WORK REQUIRED:
Set down the data that follows again, exactly as written.

>>

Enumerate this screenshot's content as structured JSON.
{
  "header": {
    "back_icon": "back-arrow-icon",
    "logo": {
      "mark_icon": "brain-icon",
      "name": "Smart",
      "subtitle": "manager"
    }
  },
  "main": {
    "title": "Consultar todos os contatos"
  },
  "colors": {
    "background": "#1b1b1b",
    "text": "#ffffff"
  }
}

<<

ANSWER:
Enumerate this screenshot's content as structured JSON.
{
  "header": {
    "back_icon": "back-arrow-icon",
    "logo": {
      "mark_icon": "brain-icon",
      "name": "Smart",
      "subtitle": "manager"
    }
  },
  "main": {
    "title": "Consultar todos os contatos"
  },
  "colors": {
    "background": "#1b1b1b",
    "text": "#ffffff"
  }
}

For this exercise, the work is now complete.